[Interface dataset entries]
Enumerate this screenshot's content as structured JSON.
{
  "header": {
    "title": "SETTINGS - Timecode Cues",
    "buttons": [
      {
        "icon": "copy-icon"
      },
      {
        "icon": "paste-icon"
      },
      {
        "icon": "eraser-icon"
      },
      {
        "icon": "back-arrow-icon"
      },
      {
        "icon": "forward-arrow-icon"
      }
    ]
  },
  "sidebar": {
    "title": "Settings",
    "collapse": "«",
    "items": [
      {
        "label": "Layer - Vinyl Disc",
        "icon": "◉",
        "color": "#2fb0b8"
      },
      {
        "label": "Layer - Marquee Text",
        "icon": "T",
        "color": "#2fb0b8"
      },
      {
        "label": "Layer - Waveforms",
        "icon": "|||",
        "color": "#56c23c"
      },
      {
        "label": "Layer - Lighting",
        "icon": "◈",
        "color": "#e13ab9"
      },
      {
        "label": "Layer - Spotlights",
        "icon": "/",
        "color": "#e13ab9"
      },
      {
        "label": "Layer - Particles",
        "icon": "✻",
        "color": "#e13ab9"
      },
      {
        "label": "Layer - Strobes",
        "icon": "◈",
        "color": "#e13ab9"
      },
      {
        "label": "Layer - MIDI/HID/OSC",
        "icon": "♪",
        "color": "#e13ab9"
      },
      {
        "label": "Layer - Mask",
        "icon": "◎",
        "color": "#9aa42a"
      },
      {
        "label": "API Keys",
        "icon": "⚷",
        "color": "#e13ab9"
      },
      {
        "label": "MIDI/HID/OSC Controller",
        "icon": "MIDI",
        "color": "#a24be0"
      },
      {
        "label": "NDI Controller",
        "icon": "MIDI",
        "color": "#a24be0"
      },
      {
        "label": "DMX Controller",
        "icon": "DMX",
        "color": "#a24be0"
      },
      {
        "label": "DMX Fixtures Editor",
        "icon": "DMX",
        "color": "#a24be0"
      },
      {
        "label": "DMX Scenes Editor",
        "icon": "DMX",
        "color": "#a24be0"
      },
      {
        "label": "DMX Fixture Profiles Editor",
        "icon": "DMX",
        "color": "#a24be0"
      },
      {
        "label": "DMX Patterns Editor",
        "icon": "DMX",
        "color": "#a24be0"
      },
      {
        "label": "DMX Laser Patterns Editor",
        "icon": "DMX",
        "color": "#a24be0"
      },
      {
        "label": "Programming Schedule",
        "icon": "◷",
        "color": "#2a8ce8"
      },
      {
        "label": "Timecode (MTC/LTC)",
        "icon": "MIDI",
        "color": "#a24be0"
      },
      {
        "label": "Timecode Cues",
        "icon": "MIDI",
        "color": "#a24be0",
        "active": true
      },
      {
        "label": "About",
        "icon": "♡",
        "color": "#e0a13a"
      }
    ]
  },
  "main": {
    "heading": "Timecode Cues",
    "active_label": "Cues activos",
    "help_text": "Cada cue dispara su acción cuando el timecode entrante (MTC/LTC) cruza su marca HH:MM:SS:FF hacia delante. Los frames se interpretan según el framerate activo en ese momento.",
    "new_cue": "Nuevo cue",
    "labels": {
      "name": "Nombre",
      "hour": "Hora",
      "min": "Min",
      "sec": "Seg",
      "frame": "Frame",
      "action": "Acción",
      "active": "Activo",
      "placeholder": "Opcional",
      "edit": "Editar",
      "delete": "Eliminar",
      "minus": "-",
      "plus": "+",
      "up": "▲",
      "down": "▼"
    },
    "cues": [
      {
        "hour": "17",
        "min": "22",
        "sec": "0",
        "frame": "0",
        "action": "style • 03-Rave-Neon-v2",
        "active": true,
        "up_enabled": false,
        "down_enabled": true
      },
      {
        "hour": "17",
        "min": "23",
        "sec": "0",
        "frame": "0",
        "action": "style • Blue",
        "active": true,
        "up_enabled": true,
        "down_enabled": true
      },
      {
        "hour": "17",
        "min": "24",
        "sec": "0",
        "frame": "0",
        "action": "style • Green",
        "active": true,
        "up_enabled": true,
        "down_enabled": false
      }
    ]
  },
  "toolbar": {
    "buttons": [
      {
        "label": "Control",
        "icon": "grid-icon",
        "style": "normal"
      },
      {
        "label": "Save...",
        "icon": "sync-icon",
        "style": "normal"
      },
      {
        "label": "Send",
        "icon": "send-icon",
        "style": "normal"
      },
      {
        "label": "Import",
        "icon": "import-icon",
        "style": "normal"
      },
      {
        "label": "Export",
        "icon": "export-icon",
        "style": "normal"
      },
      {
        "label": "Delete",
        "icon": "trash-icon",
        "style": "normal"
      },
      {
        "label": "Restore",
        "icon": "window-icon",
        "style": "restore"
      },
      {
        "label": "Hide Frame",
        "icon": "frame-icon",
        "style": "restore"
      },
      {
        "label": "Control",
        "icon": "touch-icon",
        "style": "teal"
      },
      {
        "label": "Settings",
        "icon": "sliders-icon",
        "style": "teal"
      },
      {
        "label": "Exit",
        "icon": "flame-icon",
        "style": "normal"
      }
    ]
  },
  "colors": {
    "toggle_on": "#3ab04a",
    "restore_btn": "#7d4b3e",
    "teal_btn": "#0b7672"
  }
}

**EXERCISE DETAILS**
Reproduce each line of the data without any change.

**WRITTEN RESPONSE**
Enumerate this screenshot's content as structured JSON.
{
  "header": {
    "title": "SETTINGS - Timecode Cues",
    "buttons": [
      {
        "icon": "copy-icon"
      },
      {
        "icon": "paste-icon"
      },
      {
        "icon": "eraser-icon"
      },
      {
        "icon": "back-arrow-icon"
      },
      {
        "icon": "forward-arrow-icon"
      }
    ]
  },
  "sidebar": {
    "title": "Settings",
    "collapse": "«",
    "items": [
      {
        "label": "Layer - Vinyl Disc",
        "icon": "◉",
        "color": "#2fb0b8"
      },
      {
        "label": "Layer - Marquee Text",
        "icon": "T",
        "color": "#2fb0b8"
      },
      {
        "label": "Layer - Waveforms",
        "icon": "|||",
        "color": "#56c23c"
      },
      {
        "label": "Layer - Lighting",
        "icon": "◈",
        "color": "#e13ab9"
      },
      {
        "label": "Layer - Spotlights",
        "icon": "/",
        "color": "#e13ab9"
      },
      {
        "label": "Layer - Particles",
        "icon": "✻",
        "color": "#e13ab9"
      },
      {
        "label": "Layer - Strobes",
        "icon": "◈",
        "color": "#e13ab9"
      },
      {
        "label": "Layer - MIDI/HID/OSC",
        "icon": "♪",
        "color": "#e13ab9"
      },
      {
        "label": "Layer - Mask",
        "icon": "◎",
        "color": "#9aa42a"
      },
      {
        "label": "API Keys",
        "icon": "⚷",
        "color": "#e13ab9"
      },
      {
        "label": "MIDI/HID/OSC Controller",
        "icon": "MIDI",
        "color": "#a24be0"
      },
      {
        "label": "NDI Controller",
        "icon": "MIDI",
        "color": "#a24be0"
      },
      {
        "label": "DMX Controller",
        "icon": "DMX",
        "color": "#a24be0"
      },
      {
        "label": "DMX Fixtures Editor",
        "icon": "DMX",
        "color": "#a24be0"
      },
      {
        "label": "DMX Scenes Editor",
        "icon": "DMX",
        "color": "#a24be0"
      },
      {
        "label": "DMX Fixture Profiles Editor",
        "icon": "DMX",
        "color": "#a24be0"
      },
      {
        "label": "DMX Patterns Editor",
        "icon": "DMX",
        "color": "#a24be0"
      },
      {
        "label": "DMX Laser Patterns Editor",
        "icon": "DMX",
        "color": "#a24be0"
      },
      {
        "label": "Programming Schedule",
        "icon": "◷",
        "color": "#2a8ce8"
      },
      {
        "label": "Timecode (MTC/LTC)",
        "icon": "MIDI",
        "color": "#a24be0"
      },
      {
        "label": "Timecode Cues",
        "icon": "MIDI",
        "color": "#a24be0",
        "active": true
      },
      {
        "label": "About",
        "icon": "♡",
        "color": "#e0a13a"
      }
    ]
  },
  "main": {
    "heading": "Timecode Cues",
    "active_label": "Cues activos",
    "help_text": "Cada cue dispara su acción cuando el timecode entrante (MTC/LTC) cruza su marca HH:MM:SS:FF hacia delante. Los frames se interpretan según el framerate activo en ese momento.",
    "new_cue": "Nuevo cue",
    "labels": {
      "name": "Nombre",
      "hour": "Hora",
      "min": "Min",
      "sec": "Seg",
      "frame": "Frame",
      "action": "Acción",
      "active": "Activo",
      "placeholder": "Opcional",
      "edit": "Editar",
      "delete": "Eliminar",
      "minus": "-",
      "plus": "+",
      "up": "▲",
      "down": "▼"
    },
    "cues": [
      {
        "hour": "17",
        "min": "22",
        "sec": "0",
        "frame": "0",
        "action": "style • 03-Rave-Neon-v2",
        "active": true,
        "up_enabled": false,
        "down_enabled": true
      },
      {
        "hour": "17",
        "min": "23",
        "sec": "0",
        "frame": "0",
        "action": "style • Blue",
        "active": true,
        "up_enabled": true,
        "down_enabled": true
      },
      {
        "hour": "17",
        "min": "24",
        "sec": "0",
        "frame": "0",
        "action": "style • Green",
        "active": true,
        "up_enabled": true,
        "down_enabled": false
      }
    ]
  },
  "toolbar": {
    "buttons": [
      {
        "label": "Control",
        "icon": "grid-icon",
        "style": "normal"
      },
      {
        "label": "Save...",
        "icon": "sync-icon",
        "style": "normal"
      },
      {
        "label": "Send",
        "icon": "send-icon",
        "style": "normal"
      },
      {
        "label": "Import",
        "icon": "import-icon",
        "style": "normal"
      },
      {
        "label": "Export",
        "icon": "export-icon",
        "style": "normal"
      },
      {
        "label": "Delete",
        "icon": "trash-icon",
        "style": "normal"
      },
      {
        "label": "Restore",
        "icon": "window-icon",
        "style": "restore"
      },
      {
        "label": "Hide Frame",
        "icon": "frame-icon",
        "style": "restore"
      },
      {
        "label": "Control",
        "icon": "touch-icon",
        "style": "teal"
      },
      {
        "label": "Settings",
        "icon": "sliders-icon",
        "style": "teal"
      },
      {
        "label": "Exit",
        "icon": "flame-icon",
        "style": "normal"
      }
    ]
  },
  "colors": {
    "toggle_on": "#3ab04a",
    "restore_btn": "#7d4b3e",
    "teal_btn": "#0b7672"
  }
}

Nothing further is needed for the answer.